DATA SUPPLIED START
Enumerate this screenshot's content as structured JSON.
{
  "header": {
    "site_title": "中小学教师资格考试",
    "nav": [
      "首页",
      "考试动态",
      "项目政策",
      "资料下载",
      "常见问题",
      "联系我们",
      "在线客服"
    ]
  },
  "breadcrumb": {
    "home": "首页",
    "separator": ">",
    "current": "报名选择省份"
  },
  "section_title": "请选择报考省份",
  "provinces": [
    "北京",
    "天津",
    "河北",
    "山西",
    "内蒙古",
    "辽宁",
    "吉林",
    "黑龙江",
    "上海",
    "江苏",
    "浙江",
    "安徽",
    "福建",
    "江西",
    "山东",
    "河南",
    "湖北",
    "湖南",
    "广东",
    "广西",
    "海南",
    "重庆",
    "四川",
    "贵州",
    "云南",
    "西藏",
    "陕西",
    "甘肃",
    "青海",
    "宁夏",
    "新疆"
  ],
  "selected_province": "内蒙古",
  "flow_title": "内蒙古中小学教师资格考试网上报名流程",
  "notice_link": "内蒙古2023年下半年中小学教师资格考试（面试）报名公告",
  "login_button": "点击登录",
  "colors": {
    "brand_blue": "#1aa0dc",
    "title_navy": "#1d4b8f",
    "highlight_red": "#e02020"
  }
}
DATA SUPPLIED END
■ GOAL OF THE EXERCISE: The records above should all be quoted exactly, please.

■ EXERCISE ANSWER:
Enumerate this screenshot's content as structured JSON.
{
  "header": {
    "site_title": "中小学教师资格考试",
    "nav": [
      "首页",
      "考试动态",
      "项目政策",
      "资料下载",
      "常见问题",
      "联系我们",
      "在线客服"
    ]
  },
  "breadcrumb": {
    "home": "首页",
    "separator": ">",
    "current": "报名选择省份"
  },
  "section_title": "请选择报考省份",
  "provinces": [
    "北京",
    "天津",
    "河北",
    "山西",
    "内蒙古",
    "辽宁",
    "吉林",
    "黑龙江",
    "上海",
    "江苏",
    "浙江",
    "安徽",
    "福建",
    "江西",
    "山东",
    "河南",
    "湖北",
    "湖南",
    "广东",
    "广西",
    "海南",
    "重庆",
    "四川",
    "贵州",
    "云南",
    "西藏",
    "陕西",
    "甘肃",
    "青海",
    "宁夏",
    "新疆"
  ],
  "selected_province": "内蒙古",
  "flow_title": "内蒙古中小学教师资格考试网上报名流程",
  "notice_link": "内蒙古2023年下半年中小学教师资格考试（面试）报名公告",
  "login_button": "点击登录",
  "colors": {
    "brand_blue": "#1aa0dc",
    "title_navy": "#1d4b8f",
    "highlight_red": "#e02020"
  }
}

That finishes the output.